Nations reach preliminary agreement on payments as climate talks wind down
Yet a turning point in the talks came on Friday, when negotiators said the United States had made a significant break from its past positions by agreeing to the creation of a fund that would pay developing countries for the damages they suffer because of climatic damage. Washington has long opposed such a fund for fear it would expose the United States to legal action for all the carbon it has released into the atmosphere over the past century and a half.
Seve Paeniu, finance minister of the Pacific island nation of Tuvalu, confirmed on Saturday that an agreement had been reached to establish a fund for payments, one of the most contentious issues at the summit.
At the same time, US negotiators have insisted that China, the world’s second-largest economy and current leader in greenhouse gas pollution, contribute to such a fund. China, citing a 1992 UN agreement classifying it as a developing country, argued it should receive payments instead.
US resistance to a climate fund has drawn constant criticism from delegates representing countries threatened by climate change, even as President Joe Biden has sought to use the summit to reaffirm US leadership in the fight against global warming.
An EU official said the not-yet-final deal “decides to establish new funding arrangements to help developing countries that are particularly vulnerable to climate change respond to loss and damage.”
The same official said a clause in the draft text that referred to “identifying and expanding funding sources” was a vague reference to broadening the base of countries that would contribute to the fund. The EU will work over the next year to make sure this benchmark applies to countries like China and Saudi Arabia.

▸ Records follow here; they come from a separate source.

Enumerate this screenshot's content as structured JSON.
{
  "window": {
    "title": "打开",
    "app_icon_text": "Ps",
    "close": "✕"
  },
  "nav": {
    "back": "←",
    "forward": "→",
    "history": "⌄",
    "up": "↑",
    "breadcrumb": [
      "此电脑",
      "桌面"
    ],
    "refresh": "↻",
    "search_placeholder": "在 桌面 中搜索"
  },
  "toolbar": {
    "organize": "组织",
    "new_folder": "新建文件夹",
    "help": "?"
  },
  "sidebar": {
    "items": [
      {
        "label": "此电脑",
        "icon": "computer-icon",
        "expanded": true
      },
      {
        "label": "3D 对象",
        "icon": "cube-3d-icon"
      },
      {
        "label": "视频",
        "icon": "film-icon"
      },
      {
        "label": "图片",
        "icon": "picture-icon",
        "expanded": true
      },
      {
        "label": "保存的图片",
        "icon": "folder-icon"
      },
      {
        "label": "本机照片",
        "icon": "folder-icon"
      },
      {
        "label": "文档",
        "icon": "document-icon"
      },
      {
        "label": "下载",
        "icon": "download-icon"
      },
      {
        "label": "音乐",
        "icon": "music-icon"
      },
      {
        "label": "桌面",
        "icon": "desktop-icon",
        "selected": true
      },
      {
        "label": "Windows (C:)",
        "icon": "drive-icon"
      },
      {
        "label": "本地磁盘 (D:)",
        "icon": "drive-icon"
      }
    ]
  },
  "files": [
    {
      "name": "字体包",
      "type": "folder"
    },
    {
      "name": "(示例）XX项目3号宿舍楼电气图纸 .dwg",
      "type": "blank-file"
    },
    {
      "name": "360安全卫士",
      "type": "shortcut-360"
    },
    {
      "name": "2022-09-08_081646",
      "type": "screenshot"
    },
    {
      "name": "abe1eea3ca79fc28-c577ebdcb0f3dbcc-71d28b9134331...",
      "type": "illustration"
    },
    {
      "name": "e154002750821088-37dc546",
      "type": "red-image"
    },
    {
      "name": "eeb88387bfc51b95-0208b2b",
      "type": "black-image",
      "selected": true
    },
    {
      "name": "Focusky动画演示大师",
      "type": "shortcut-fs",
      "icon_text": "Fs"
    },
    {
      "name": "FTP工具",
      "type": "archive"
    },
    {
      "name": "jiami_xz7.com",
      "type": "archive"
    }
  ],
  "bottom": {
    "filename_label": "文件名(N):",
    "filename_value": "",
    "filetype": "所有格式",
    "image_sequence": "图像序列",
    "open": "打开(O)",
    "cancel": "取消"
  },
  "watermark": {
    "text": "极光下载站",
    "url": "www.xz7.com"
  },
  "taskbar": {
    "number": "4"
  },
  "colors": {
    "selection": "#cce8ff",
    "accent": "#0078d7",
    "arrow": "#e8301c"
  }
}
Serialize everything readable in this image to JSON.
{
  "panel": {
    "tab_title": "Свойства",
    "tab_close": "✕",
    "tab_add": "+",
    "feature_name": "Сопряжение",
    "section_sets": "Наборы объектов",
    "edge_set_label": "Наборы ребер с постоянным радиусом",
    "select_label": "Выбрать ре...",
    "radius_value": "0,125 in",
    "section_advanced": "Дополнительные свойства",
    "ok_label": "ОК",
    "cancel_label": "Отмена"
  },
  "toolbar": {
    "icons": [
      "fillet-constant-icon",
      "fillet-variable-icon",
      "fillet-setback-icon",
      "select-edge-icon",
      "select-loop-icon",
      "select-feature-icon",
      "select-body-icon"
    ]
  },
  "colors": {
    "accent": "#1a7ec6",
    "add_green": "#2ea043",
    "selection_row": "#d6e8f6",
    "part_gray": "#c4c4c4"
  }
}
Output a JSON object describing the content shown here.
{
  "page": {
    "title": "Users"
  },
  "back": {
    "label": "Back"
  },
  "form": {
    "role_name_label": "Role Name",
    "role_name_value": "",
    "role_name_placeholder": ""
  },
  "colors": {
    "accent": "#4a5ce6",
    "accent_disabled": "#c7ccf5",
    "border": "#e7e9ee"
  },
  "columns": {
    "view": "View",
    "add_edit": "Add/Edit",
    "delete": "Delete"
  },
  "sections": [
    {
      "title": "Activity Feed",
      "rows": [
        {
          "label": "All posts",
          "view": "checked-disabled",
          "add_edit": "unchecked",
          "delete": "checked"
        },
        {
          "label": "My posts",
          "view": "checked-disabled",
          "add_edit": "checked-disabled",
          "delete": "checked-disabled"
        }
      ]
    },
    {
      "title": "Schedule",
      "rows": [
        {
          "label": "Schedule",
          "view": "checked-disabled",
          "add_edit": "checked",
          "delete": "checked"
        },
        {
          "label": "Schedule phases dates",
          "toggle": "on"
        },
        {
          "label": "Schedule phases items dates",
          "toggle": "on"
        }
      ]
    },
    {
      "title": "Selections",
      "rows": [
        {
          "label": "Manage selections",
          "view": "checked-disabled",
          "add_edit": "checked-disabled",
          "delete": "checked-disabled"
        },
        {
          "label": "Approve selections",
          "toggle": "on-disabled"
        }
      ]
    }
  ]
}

The talks in Egypt paved the way for more successful negotiations at the upcoming UN climate summit, scheduled for late 2023 in the United Arab Emirates. These discussions will attempt to develop more details on the design of the new fund.
But with major aspects of the negotiations still underway in Sharm el-Sheikh, particularly on a program to encourage deeper reductions in greenhouse gas emissions, Egyptian Foreign Minister Sameh Shoukry, who leads the talks, cautioned against banking just one aspect of the deal.
“I don’t want to speculate or prejudice the ongoing discussions and negotiations,” he said.
Sara Schonhardt contributed to this report.